First United Methodist Church has withdrawn its membership from Together Baton Rouge, church officials confirmed this morning.
The church’s board made the decision Monday evening to leave the organization so it could “focus fully” on the church’s mission, says Senior Pastor Rev. Brady Whitton in a prepared statement.
“The mission of the United Methodist Church is to ‘Make disciples of Jesus Christ for the transformation of the world,’” Whitton says. “The Church Council’s decision was not based on TBR’s merits or whether we agree or disagree with TBR’s position on issues in our community, but on our desire to remain focused on our mission. We support much of the work TBR has done in our community and encourage individual congregants who are so led to continue their support of and work with TBR.”

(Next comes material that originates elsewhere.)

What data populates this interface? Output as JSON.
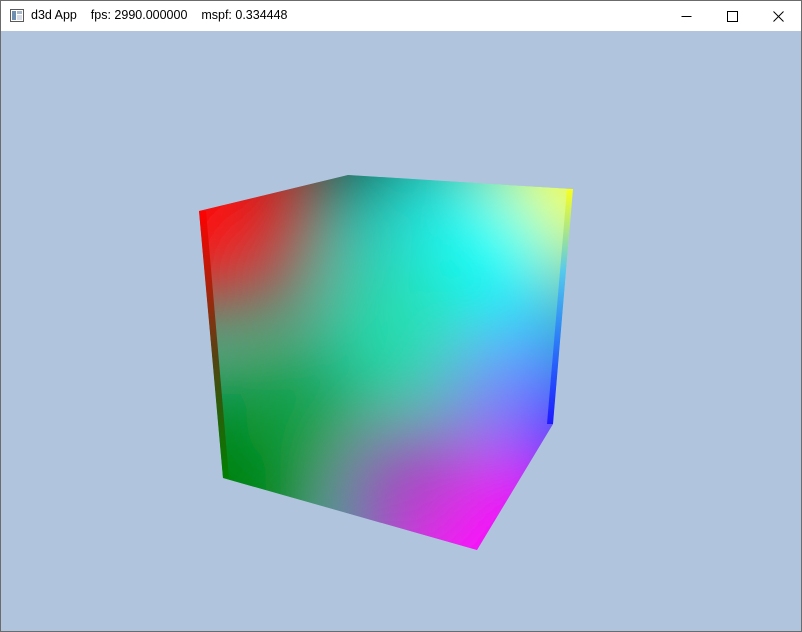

Still, several sources told Daily Report that First United’s congregation has been divided about the church’s membership in Together Baton Rouge for several months and concerns have grown as TBR has gotten increasingly vocal about the Industrial Tax Exemption Program.
The loss of such a large organization, like First United, strikes a blow to Together Baton Rouge, which draws the majority of its membership base—and earns much of its credibility—from local religious congregations.
The organization, a frequent critic of ITEP, has topped headlines in recent weeks with its strong positions against the tax-break program in general as well as its outspoken criticism regarding two specific ITEP requests from ExxonMobil, which the industrial giant withdrew after the East Baton Rouge Parish Public School Board rejected them.
Together Baton Rouge released a report questioning ITEP’s impact on the business tax climate, and yesterday came out strongly against plans by two lawmakers to file legislation that would return full ITEP authority to the state.
In a prepared statement, Together Baton Rouge Executive Committee member Rev. Lee T. Wesley compares the church’s departure from the group to an excerpt in Martin Luther King’s Letter from Birmingham Jail, in which he describes the difference between “a negative peace, which is the absence of tension, and a positive peace, which is the presence of justice.”
“A few congregations in our city will feel the tension of this moment in history more than others,” Wesley says. “My colleagues and I are praying for their clergy, as they struggle to discern which peace is the peace of Christ.”